Records to process:
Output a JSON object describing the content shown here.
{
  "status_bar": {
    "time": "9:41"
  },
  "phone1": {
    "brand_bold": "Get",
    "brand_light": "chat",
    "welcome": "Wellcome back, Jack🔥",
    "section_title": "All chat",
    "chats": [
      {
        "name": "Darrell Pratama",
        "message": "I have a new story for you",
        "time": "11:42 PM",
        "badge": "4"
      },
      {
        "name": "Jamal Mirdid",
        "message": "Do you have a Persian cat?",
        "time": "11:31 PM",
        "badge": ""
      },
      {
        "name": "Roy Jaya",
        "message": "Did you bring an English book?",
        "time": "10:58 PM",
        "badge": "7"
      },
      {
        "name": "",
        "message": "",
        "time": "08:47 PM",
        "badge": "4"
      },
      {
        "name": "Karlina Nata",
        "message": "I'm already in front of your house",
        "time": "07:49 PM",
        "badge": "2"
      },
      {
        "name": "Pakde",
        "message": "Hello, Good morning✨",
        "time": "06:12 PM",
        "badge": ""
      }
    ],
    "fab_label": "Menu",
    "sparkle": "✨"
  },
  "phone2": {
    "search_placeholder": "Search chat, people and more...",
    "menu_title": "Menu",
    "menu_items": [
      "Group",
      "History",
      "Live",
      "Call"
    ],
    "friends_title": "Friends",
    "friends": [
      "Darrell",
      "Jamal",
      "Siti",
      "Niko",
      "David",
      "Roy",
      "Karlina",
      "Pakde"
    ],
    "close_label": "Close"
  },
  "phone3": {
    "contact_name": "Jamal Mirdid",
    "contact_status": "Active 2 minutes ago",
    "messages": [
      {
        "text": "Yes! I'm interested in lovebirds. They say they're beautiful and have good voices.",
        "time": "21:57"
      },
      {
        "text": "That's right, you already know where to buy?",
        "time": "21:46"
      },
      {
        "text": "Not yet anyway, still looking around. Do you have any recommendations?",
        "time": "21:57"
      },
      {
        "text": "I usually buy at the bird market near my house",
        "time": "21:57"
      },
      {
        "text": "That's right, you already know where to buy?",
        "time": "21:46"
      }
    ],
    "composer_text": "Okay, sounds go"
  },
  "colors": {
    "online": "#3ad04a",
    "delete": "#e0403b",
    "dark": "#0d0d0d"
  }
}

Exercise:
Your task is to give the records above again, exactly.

Solution to this exercise:
Output a JSON object describing the content shown here.
{
  "status_bar": {
    "time": "9:41"
  },
  "phone1": {
    "brand_bold": "Get",
    "brand_light": "chat",
    "welcome": "Wellcome back, Jack🔥",
    "section_title": "All chat",
    "chats": [
      {
        "name": "Darrell Pratama",
        "message": "I have a new story for you",
        "time": "11:42 PM",
        "badge": "4"
      },
      {
        "name": "Jamal Mirdid",
        "message": "Do you have a Persian cat?",
        "time": "11:31 PM",
        "badge": ""
      },
      {
        "name": "Roy Jaya",
        "message": "Did you bring an English book?",
        "time": "10:58 PM",
        "badge": "7"
      },
      {
        "name": "",
        "message": "",
        "time": "08:47 PM",
        "badge": "4"
      },
      {
        "name": "Karlina Nata",
        "message": "I'm already in front of your house",
        "time": "07:49 PM",
        "badge": "2"
      },
      {
        "name": "Pakde",
        "message": "Hello, Good morning✨",
        "time": "06:12 PM",
        "badge": ""
      }
    ],
    "fab_label": "Menu",
    "sparkle": "✨"
  },
  "phone2": {
    "search_placeholder": "Search chat, people and more...",
    "menu_title": "Menu",
    "menu_items": [
      "Group",
      "History",
      "Live",
      "Call"
    ],
    "friends_title": "Friends",
    "friends": [
      "Darrell",
      "Jamal",
      "Siti",
      "Niko",
      "David",
      "Roy",
      "Karlina",
      "Pakde"
    ],
    "close_label": "Close"
  },
  "phone3": {
    "contact_name": "Jamal Mirdid",
    "contact_status": "Active 2 minutes ago",
    "messages": [
      {
        "text": "Yes! I'm interested in lovebirds. They say they're beautiful and have good voices.",
        "time": "21:57"
      },
      {
        "text": "That's right, you already know where to buy?",
        "time": "21:46"
      },
      {
        "text": "Not yet anyway, still looking around. Do you have any recommendations?",
        "time": "21:57"
      },
      {
        "text": "I usually buy at the bird market near my house",
        "time": "21:57"
      },
      {
        "text": "That's right, you already know where to buy?",
        "time": "21:46"
      }
    ],
    "composer_text": "Okay, sounds go"
  },
  "colors": {
    "online": "#3ad04a",
    "delete": "#e0403b",
    "dark": "#0d0d0d"
  }
}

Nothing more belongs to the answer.